“Don’t get me wrong, I’m happy to pay taxes,” Rodrigues says. “But it needs to be a fair tax that is in line with the actual business you’re doing. What industry pays tax on something you don’t sell?”
Stopping a Second WarOver the past year and a half, Honig has watched members of the UCBA face extreme difficulties in keeping their doors open.
“2018 was really a year of survival,” he says.
But enforcement is a complicated subject in a state where the wounds of prohibition run so deep.
On one hand, legal operators cannot be successful if they’re competing against a thriving illicit market. But many people would rather avoid the militaristic enforcement actions of the past.
“The last thing that we want to see is the continued inflammation of the War on Drugs,” Honig says. “Los Angeles has been ground zero for that, and especially South Los Angeles.”
Mendocino Generations is a membership-based organization of about 50 farms.
Growers in Northern California have also been terrorized over the years by federal law enforcement. Mendocino Generations co-founder Chiah Rodrigues says her heart still races every time she hears a helicopter. Lately, the helicopters have returned to the skies over the Emerald Triangle, hovering over licensed and unlicensed farms alike.
“This is what we had to deal with during the Reagan era,” she says. “This is why I have PTSD and why I’m in the regulated market.

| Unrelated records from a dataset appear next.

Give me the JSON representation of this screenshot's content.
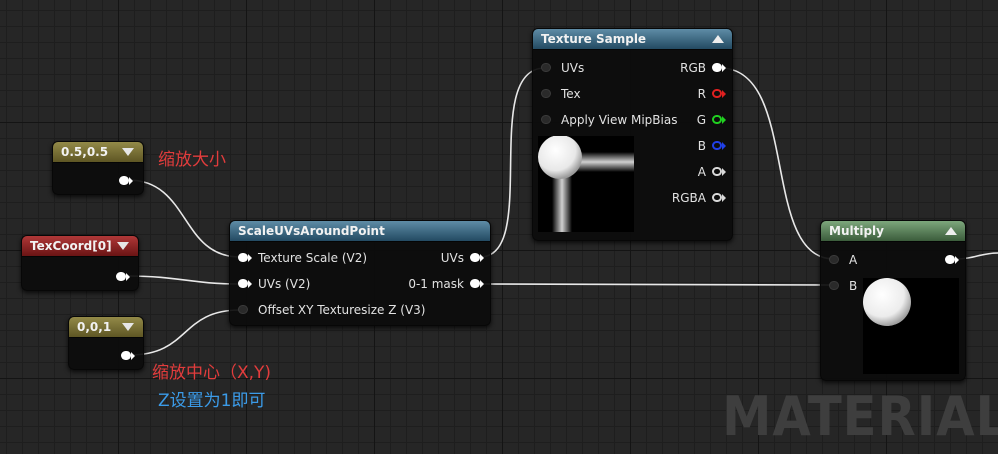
{
  "nodes": {
    "const2": {
      "title": "0.5,0.5"
    },
    "texcoord": {
      "title": "TexCoord[0]"
    },
    "const3": {
      "title": "0,0,1"
    },
    "scale_uvs": {
      "title": "ScaleUVsAroundPoint",
      "inputs": [
        "Texture Scale (V2)",
        "UVs (V2)",
        "Offset XY Texturesize Z (V3)"
      ],
      "outputs": [
        "UVs",
        "0-1 mask"
      ]
    },
    "texture_sample": {
      "title": "Texture Sample",
      "inputs": [
        "UVs",
        "Tex",
        "Apply View MipBias"
      ],
      "outputs": [
        "RGB",
        "R",
        "G",
        "B",
        "A",
        "RGBA"
      ]
    },
    "multiply": {
      "title": "Multiply",
      "inputs": [
        "A",
        "B"
      ]
    }
  },
  "annotations": {
    "scale_size": "缩放大小",
    "scale_center": "缩放中心（X,Y)",
    "z_note": "Z设置为1即可"
  },
  "watermark": "MATERIAL",
  "colors": {
    "annotation_red": "#e23c3c",
    "annotation_blue": "#3b9be8",
    "pin_r": "#e02020",
    "pin_g": "#20d020",
    "pin_b": "#2040e8",
    "pin_white": "#ffffff",
    "header_blue": "#3d6985",
    "header_green": "#5c845c",
    "header_olive": "#7d7436",
    "header_red": "#8e2222"
  },
  "icons": [
    "collapse-caret-icon",
    "dropdown-caret-icon",
    "pin-icon"
  ]
}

It’s the worst feeling.”
The competition and growing mistrust between licensed and unlicensed growers have created a situation where neighbors are turning against each other, Rodrigues says. There are licensed farmers that are reporting unlicensed farms in the area. There are also illegal growers calling the authorities on their licensed neighbors to report compliance violations.
“It’s happening on both sides,” Rodrigues says.
Many believe the illicit market will continue to thrive until tracking and tracing is implemented from seed to sale.
In July, the Mendocino County Sheriff’s Office conducted a multi-agency raid on cannabis farms based on suspected involvement in water diversion or environmental degradation. “Operation Clean Sweep” resulted in the removal of more than 42,000 cannabis plants.
In Los Angeles, and other parts of the state, unlicensed retailers continue to outnumber their legal counterparts. Honig says the city needs to take civil action to enforce the rules and differentiate legal businesses.
“There’s a fine line between enforcement and reinvigorating the War on Drugs,” he says. “(But) we cannot sacrifice our existing licensees just because the market hasn’t shaken itself out.”
It’s even more complicated in the city of Los Angeles, Honig says, because he feels the authorities have been given more than enough tools to shut down unlicensed businesses. Yet, those efforts so far have not been successful.
Honig says a comment by Assemblyman Tom Lackey at a recent meeting struck him as poignant: “Regulations that are not enforced are merely suggestions.”
“We need to continue to hold Los Angeles to the fire to enforce their rules and regulations,” Honig says.
Alkhemist co-founders James Chung and Conrad Jun.
One measure Honig says would help the regulated market is Assembly Bill 1417, which would punish technology platforms that advertise unlicensed marijuana businesses. The UCBA-sponsored bill would impose a $2,500-a-day fine per violation.
“We do not believe that technology platforms, especially cannabis-specific technology platforms, should be able to advertise for the illegal industry,” Honig says. “I don’t think they’re doing anybody a service and they’re confusing the consumer.”
Weedmaps, a California company, opposes the bill and continues to allow marijuana businesses to advertise on its site, with or without a license. Its Seattle-based rival, Leafly, supports it.
On March 1, 2018, “we made it official that the Leafly Dispensary Finder would no longer list any unlicensed California dispensaries or delivery services,” said Laura Morarity, Leafly’s vice president of corporate affairs, adding that the company worked to actively remove unlicensed marijuana retailers.